    • Periods of rising unemployment are bad for health. (Actually, I’ve seen just the opposite reported, so I’m not sure I buy this one.)
    • Worried about losing one’s job, and health benefits, in a time of rising unemployment, people use more care while they have insurance. So, it isn’t that health costs fail to rise as fast after peak unemployment so much as the rate of increase is boosted as unemployment grows. The peaks are high, the troughs aren’t low.

    What am I missing?

    UPDATE: Colleague and occasional contributor here, Steve Pizer, suggested to me that employers may preferentially hire low-wage workers after a recession. Those workers may be less likely to be offered or to take up insurance. That makes employer health costs lower if averaged over all employees, and it wouldn’t necessarily translate into lower premiums for those who do take up insurance. See also this prior post on low wage workers and health insurance.

    UPDATE 2: Read the comments for other good suggestions from readers. More on the underwriting cycle (with graphs!) herehere (to which there was a follow-up here).

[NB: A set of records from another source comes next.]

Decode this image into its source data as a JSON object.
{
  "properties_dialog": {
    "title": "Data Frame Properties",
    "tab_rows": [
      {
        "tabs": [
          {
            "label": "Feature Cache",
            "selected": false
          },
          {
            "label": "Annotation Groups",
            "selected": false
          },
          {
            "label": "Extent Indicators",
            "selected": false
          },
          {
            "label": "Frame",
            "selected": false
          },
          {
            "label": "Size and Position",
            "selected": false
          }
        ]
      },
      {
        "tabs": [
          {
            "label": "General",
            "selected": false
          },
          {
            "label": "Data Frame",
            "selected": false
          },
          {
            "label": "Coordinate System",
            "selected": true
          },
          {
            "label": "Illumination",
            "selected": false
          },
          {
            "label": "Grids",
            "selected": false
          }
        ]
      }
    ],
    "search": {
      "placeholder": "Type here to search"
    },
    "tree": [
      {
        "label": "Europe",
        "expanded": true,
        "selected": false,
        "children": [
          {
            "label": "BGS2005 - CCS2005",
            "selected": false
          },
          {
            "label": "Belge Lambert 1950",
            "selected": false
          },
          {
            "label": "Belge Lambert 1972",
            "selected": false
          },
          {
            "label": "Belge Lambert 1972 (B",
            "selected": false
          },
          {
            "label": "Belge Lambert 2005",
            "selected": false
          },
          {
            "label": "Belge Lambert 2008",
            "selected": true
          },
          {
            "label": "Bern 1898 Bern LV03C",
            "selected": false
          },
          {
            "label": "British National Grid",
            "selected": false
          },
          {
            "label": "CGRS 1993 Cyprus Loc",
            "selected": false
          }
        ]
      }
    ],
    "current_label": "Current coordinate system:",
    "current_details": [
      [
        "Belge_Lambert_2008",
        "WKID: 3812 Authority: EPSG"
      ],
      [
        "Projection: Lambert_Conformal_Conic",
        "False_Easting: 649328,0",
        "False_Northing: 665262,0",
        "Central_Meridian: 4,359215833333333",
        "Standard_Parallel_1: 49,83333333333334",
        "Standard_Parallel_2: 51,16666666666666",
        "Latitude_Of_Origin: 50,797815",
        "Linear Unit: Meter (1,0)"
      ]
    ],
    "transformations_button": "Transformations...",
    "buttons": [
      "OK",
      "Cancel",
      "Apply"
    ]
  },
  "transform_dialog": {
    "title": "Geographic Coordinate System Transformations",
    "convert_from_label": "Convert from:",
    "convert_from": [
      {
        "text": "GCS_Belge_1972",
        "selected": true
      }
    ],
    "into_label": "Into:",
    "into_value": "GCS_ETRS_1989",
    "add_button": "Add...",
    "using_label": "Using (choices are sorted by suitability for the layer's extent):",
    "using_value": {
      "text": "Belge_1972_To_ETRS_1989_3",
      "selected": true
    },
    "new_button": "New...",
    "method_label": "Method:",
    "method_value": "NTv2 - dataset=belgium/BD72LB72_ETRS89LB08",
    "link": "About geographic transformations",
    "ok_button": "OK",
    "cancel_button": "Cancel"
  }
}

    • Maybe it’s the $64 billion in excess cash that the five biggest for-profit insurance companies moved off their balance sheets from 2003 to 2010 by repurchasing their own stock. That drives up share prices for big holders of the shares, such as the CEOs. That helps drive up premiums too. Or maybe it’s the nonprofit insurance companies building up excess risk-based capital reserves — up to 10 times greater than regulators require.

    • When unemployment is falling the economy is growing and insurers have huge amounts of ‘cash’ on hand, called reserves. When their investments do well, they will tolerate a higher MLR, which, if they choose (and if there is competition) will be manifested as lower premiums–or a lower rate of increase. In other woeds, the more profits they make with investments the less they need to take from premiums.

    • Your last possibility rings true for what we have seen with our employees. I always talk with local business owners when they come in and they say it is true for them also. Steve’s idea may be supported by Mulligan’s piece noting that job losses were highly concentrated in the lower income brackets.



    • Your reference to the underwriting cycle was a bit cryptic. My read of the graph you provided is that this time is very different in that the medical benefits cost trend was at relative highs during or soon before the unemployment peak in the past, but was at historically low levels when this recession started. In short, we started out this unemployment peak lower than average over the last thirty years, so it isn’t much of a mystery why we would stay go up this time.

      But the benefits cycle is not the same thing as the underwriting cycle. The underwriting cycle is not the health benefits cost trend itself, but the overpricing or underpricing around this trend by insurers. It’s an epicycle. That epicycle has been diminishing in amplitude ever since the 70s, as your 2nd update link to an earlier graph shows.

      One other contributing factor to accelerating costs now is ACA. I believe it added 1-2% to premiums in the last year due to added benefits. This is a one time change, not a permanent increase in trend.

    • Great post Austin. I do have a question, more that I’m asking for an opinion. Given the big insurance companies have reported on average 30% greater earnings than analysts predicted in the last few years, we know that there are reserves of cash, and costs have dropped due to less going to the doctor after a recession. Is there any merit to some views that the insurance companies are raising premiums to offset what they know will be difficult times to do so in the future? Points on that being the government mandate in September that insurance companies must justify increases over 10% (even if the gov can’t block), and the potential fact that the new health care system should demand a drop in costs. Are the insurance companies getting while the getting is good? Thoughts?